In the wake of Trayvon Martin’s death [and Renisha McBride and Jonathan Ferrell], we’ve seen a lot of discussion of the larger societal issues that play into how and when people are perceived as criminals. There were hoodies, there were marches, and there were frank talks from parent to child about how to minimize the danger of being a young person of color. On the other side, there were justifications of George Zimmerman’s actions: a smear campaign against Martin’s character, and plenty of writers explaining that statistically, blacks are simply more dangerous to be around.

That framing ignores the realities behind the numbers. Here are five myths about crime and people of color.

Shani O. Hilton

(via jessehimself)

tiger-ly:

Nicki minaj is an excellent and dynamic rapper, lyrically and stylistically, she’s topped charts in a male dominated space, she started from the absolute bottom and knows how to hustle and work her image, I don’t care wether you care for her style of music or not but if you dismiss her as a trash artist I’m gonna heavily side eye you

(via jabladora)

200gb:

The Thinker by Auguste Rodin x Drake thinking about Nicki’s ass in Anaconda.

(via chalaladeeda)

soyeahso:

I love tumblr so much because it’s like “Here’s a serious essay on gentrification now cleanse your palate with this shirtless man.”

(via wretchedoftheearth)

socialjusticekoolaid:

What they won’t show you on CNN tonight: Ferguson residents line a parade of roses down W Florissant, leading to where Mike Brown was taken from this world. #staywoke #powerful #insolidarity 

(via oldfilmsflicker)

Why is it that people are willing to spend $20 on a bowl of pasta with sauce that they might actually be able to replicate pretty faithfully at home, yet they balk at the notion of a white-table cloth Thai restaurant, or a tacos that cost more than $3 each? Even in a city as “cosmopolitan” as New York, restaurant openings like Tamarind Tribeca (Indian) and Lotus of Siam (Thai) always seem to elicit this knee-jerk reaction from some diners who have decided that certain countries produce food that belongs in the “cheap eats” category—and it’s not allowed out. (Side note: How often do magazine lists of “cheap eats” double as rundowns of outer-borough ethnic foods?)

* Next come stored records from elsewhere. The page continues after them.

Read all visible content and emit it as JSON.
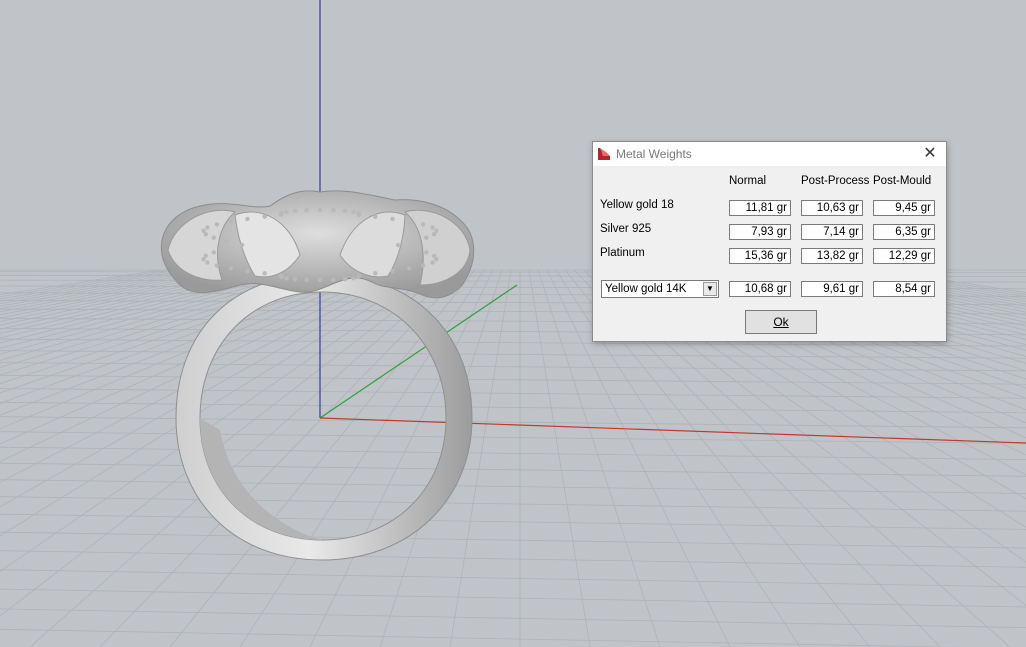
{
  "dialog": {
    "title": "Metal Weights",
    "close_glyph": "✕",
    "columns": [
      "Normal",
      "Post-Process",
      "Post-Mould"
    ],
    "rows": [
      {
        "label": "Yellow gold 18",
        "values": [
          "11,81 gr",
          "10,63 gr",
          "9,45 gr"
        ]
      },
      {
        "label": "Silver 925",
        "values": [
          "7,93 gr",
          "7,14 gr",
          "6,35 gr"
        ]
      },
      {
        "label": "Platinum",
        "values": [
          "15,36 gr",
          "13,82 gr",
          "12,29 gr"
        ]
      }
    ],
    "custom_row": {
      "selected_metal": "Yellow gold 14K",
      "values": [
        "10,68 gr",
        "9,61 gr",
        "8,54 gr"
      ]
    },
    "ok_label": "Ok",
    "icons": {
      "app": "metal-weights-app-icon",
      "close": "close-icon",
      "dropdown": "chevron-down-icon"
    }
  },
  "viewport": {
    "background_color": "#c0c4c9",
    "axis_colors": {
      "x": "#c0392b",
      "y": "#2e9e3e",
      "z": "#3040a0"
    }
  }
}
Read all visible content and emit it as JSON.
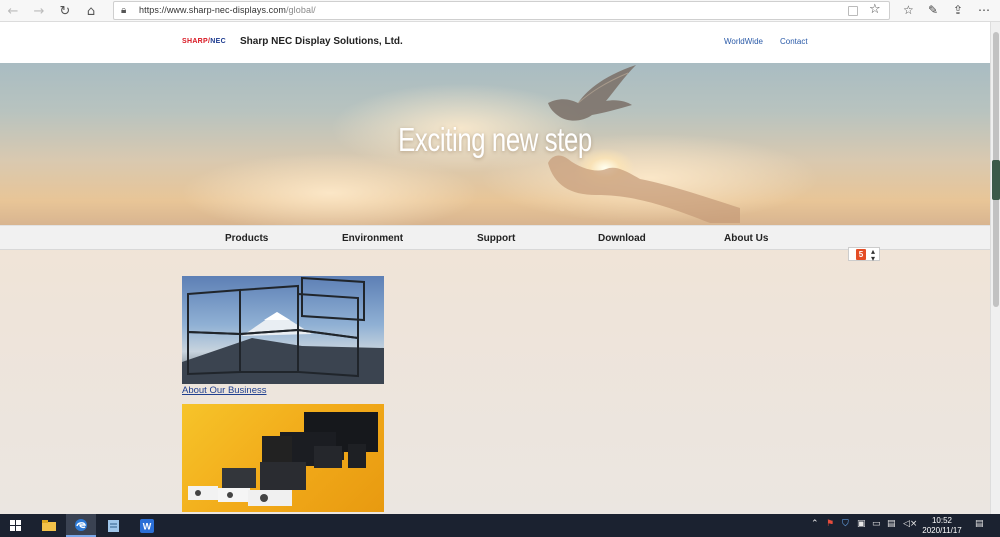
{
  "browser": {
    "url_host": "https://www.sharp-nec-displays.com",
    "url_path": "/global/"
  },
  "site": {
    "logo_sharp": "SHARP",
    "logo_slash": "/",
    "logo_nec": "NEC",
    "company": "Sharp NEC Display Solutions, Ltd.",
    "top_links": [
      "WorldWide",
      "Contact"
    ]
  },
  "hero": {
    "title": "Exciting new step"
  },
  "nav": {
    "items": [
      "Products",
      "Environment",
      "Support",
      "Download",
      "About Us"
    ]
  },
  "language_selector": {
    "badge": "5",
    "arrows": "▴▾"
  },
  "content": {
    "card1_link": "About Our Business"
  },
  "taskbar": {
    "time": "10:52",
    "date": "2020/11/17"
  },
  "colors": {
    "accent_link": "#2a5aa8",
    "sharp_red": "#d8141f",
    "nec_blue": "#1c3a8f",
    "taskbar": "#1b2230"
  }
}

Yelp, Chowhound, and other restaurant sites are littered with comments like, “$5 for dumplings?? I’ll go to Flushing, thanks!” or “When I was backpacking in India this dish cost like five cents, only an idiot would pay that much!” Yet you never see complaints about the prices at Western restaurants framed in these terms, because it’s ingrained in people’s heads that these foods are somehow “worth” more. If we’re talking foie gras or chateaubriand, fair enough. But be real: You know damn well that rigatoni sorrentino is no more expensive to produce than a plate of duck laab, so to decry a pricey version as a ripoff is disingenuous. This question of perceived value is becoming increasingly troublesome as more non-native (read: white) chefs take on “ethnic” cuisines, and suddenly it’s okay to charge $14 for shu mai because hey, the chef is ELEVATING the cuisine.

— Refusing To Spend Money on Non Western Restaurants is Racist, One of the entries from the list ‘20 Things Everyone Thinks About the Food World (But Nobody Will Say)’. (via crankyskirt)

(via pushinghoopswithsticks)